◆ Exercise requirements ◆
Where a line of the data below has the string "ToString", copy that line.

◆ Data ◆
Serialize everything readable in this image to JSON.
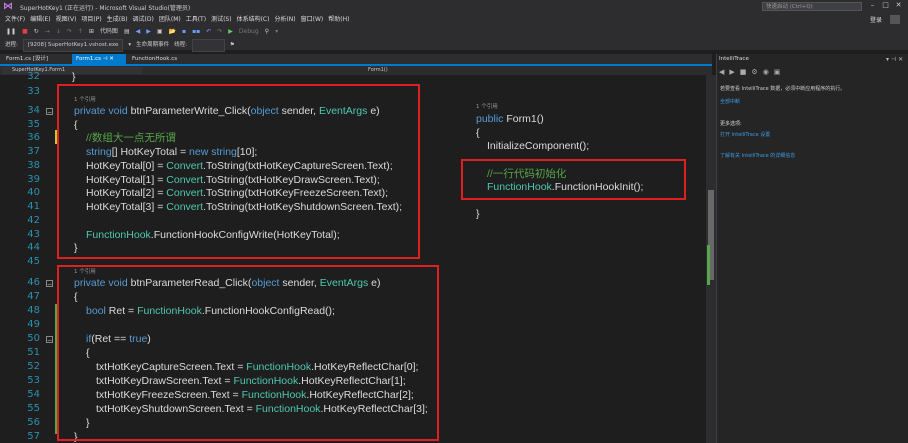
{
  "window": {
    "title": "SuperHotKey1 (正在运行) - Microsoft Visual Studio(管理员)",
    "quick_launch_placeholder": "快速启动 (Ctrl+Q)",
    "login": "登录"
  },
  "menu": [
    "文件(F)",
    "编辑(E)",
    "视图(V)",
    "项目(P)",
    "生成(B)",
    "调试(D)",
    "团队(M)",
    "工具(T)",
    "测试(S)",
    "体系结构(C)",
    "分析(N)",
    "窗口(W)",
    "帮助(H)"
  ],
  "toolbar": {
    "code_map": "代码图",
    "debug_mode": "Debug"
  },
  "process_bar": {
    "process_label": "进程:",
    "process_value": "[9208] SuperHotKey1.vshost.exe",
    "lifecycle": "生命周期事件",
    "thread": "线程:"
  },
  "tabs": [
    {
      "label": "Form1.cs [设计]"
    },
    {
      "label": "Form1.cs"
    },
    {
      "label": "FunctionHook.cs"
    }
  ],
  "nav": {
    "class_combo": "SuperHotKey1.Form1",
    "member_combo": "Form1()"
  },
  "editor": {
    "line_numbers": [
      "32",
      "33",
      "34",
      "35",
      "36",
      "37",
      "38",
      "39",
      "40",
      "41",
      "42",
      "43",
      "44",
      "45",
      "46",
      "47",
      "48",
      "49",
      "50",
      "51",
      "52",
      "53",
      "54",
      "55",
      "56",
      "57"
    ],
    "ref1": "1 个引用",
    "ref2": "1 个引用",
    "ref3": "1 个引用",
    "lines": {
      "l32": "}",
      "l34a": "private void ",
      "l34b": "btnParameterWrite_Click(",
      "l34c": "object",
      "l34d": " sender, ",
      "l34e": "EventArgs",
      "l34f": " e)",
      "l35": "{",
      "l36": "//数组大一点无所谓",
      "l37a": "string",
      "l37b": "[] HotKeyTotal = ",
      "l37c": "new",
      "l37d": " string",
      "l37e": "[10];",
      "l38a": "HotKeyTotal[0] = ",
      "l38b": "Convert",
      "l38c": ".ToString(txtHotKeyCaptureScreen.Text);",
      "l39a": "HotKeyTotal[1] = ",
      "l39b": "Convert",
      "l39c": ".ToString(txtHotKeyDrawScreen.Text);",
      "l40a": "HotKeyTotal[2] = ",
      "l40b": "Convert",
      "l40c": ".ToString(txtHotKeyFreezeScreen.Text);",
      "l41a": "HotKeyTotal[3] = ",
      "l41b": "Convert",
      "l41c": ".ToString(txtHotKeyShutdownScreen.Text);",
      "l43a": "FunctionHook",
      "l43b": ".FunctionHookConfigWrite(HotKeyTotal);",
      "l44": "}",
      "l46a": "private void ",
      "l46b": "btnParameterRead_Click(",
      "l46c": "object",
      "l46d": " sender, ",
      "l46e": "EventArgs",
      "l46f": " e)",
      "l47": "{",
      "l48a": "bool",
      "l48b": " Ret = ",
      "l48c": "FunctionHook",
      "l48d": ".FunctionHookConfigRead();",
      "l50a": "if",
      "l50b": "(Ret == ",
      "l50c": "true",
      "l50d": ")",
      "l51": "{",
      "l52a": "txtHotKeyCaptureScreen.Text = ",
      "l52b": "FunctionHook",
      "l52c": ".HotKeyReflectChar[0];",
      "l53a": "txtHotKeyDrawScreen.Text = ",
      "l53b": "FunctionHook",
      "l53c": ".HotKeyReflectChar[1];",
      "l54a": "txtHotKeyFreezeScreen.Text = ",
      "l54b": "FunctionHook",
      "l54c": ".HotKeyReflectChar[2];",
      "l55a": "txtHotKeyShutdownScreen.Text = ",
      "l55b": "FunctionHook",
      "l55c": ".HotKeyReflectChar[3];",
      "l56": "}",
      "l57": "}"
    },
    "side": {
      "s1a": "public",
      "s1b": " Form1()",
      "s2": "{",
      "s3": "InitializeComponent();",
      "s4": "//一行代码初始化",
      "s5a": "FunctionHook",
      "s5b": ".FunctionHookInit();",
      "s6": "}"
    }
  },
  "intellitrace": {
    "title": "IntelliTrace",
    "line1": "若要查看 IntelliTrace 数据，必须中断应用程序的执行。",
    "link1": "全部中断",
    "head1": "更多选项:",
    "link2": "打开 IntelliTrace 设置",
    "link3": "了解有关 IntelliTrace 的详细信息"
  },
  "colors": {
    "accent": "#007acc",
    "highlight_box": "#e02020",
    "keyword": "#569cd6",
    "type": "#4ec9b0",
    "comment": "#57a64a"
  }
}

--

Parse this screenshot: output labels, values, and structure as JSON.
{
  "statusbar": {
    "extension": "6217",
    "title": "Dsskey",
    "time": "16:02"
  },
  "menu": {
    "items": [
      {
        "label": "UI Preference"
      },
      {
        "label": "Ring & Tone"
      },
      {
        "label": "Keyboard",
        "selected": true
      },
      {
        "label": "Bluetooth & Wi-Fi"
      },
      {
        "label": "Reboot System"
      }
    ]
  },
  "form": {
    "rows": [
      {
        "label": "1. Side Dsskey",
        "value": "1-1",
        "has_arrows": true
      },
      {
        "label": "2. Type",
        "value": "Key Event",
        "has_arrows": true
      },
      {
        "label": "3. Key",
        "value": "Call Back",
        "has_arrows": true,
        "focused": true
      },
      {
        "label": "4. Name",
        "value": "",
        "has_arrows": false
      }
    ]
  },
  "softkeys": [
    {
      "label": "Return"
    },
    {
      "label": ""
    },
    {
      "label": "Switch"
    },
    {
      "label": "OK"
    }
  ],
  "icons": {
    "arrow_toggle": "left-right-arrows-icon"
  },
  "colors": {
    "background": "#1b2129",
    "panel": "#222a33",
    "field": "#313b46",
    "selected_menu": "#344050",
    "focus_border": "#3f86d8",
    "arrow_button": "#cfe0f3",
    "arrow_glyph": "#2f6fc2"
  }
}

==

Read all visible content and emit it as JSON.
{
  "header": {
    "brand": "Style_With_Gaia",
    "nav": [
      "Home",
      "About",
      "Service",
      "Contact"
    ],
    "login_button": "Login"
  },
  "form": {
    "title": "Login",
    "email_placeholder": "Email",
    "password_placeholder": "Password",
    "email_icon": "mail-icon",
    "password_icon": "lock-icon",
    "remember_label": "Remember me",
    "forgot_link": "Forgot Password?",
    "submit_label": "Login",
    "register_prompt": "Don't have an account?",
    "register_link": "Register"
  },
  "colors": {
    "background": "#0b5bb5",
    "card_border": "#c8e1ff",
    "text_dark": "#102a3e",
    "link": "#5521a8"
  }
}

◆ Solution for this task ◆
      "l38c": ".ToString(txtHotKeyCaptureScreen.Text);",
      "l39c": ".ToString(txtHotKeyDrawScreen.Text);",
      "l40c": ".ToString(txtHotKeyFreezeScreen.Text);",
      "l41c": ".ToString(txtHotKeyShutdownScreen.Text);",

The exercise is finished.